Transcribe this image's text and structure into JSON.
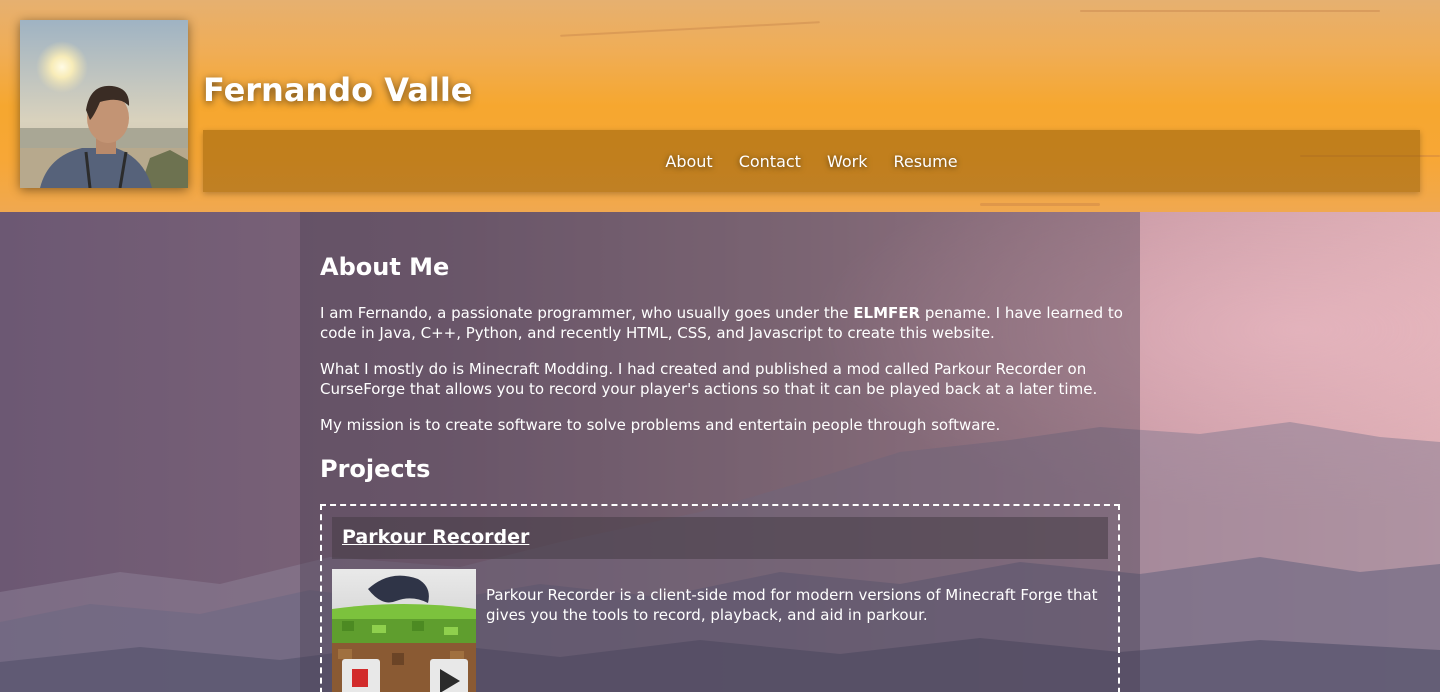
{
  "header": {
    "name": "Fernando Valle",
    "nav": [
      {
        "label": "About"
      },
      {
        "label": "Contact"
      },
      {
        "label": "Work"
      },
      {
        "label": "Resume"
      }
    ]
  },
  "about": {
    "heading": "About Me",
    "p1_before": "I am Fernando, a passionate programmer, who usually goes under the ",
    "p1_bold": "ELMFER",
    "p1_after": " pename. I have learned to code in Java, C++, Python, and recently HTML, CSS, and Javascript to create this website.",
    "p2": "What I mostly do is Minecraft Modding. I had created and published a mod called Parkour Recorder on CurseForge that allows you to record your player's actions so that it can be played back at a later time.",
    "p3": "My mission is to create software to solve problems and entertain people through software."
  },
  "projects": {
    "heading": "Projects",
    "items": [
      {
        "title": "Parkour Recorder",
        "description": "Parkour Recorder is a client-side mod for modern versions of Minecraft Forge that gives you the tools to record, playback, and aid in parkour."
      }
    ]
  }
}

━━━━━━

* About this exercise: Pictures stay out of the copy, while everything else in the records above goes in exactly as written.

* Output of the exercise:
Transcribe this image's text and structure into JSON.
{
  "header": {
    "name": "Fernando Valle",
    "nav": [
      {
        "label": "About"
      },
      {
        "label": "Contact"
      },
      {
        "label": "Work"
      },
      {
        "label": "Resume"
      }
    ]
  },
  "about": {
    "heading": "About Me",
    "p1_before": "I am Fernando, a passionate programmer, who usually goes under the ",
    "p1_bold": "ELMFER",
    "p1_after": " pename. I have learned to code in Java, C++, Python, and recently HTML, CSS, and Javascript to create this website.",
    "p2": "What I mostly do is Minecraft Modding. I had created and published a mod called Parkour Recorder on CurseForge that allows you to record your player's actions so that it can be played back at a later time.",
    "p3": "My mission is to create software to solve problems and entertain people through software."
  },
  "projects": {
    "heading": "Projects",
    "items": [
      {
        "title": "Parkour Recorder",
        "description": "Parkour Recorder is a client-side mod for modern versions of Minecraft Forge that gives you the tools to record, playback, and aid in parkour."
      }
    ]
  }
}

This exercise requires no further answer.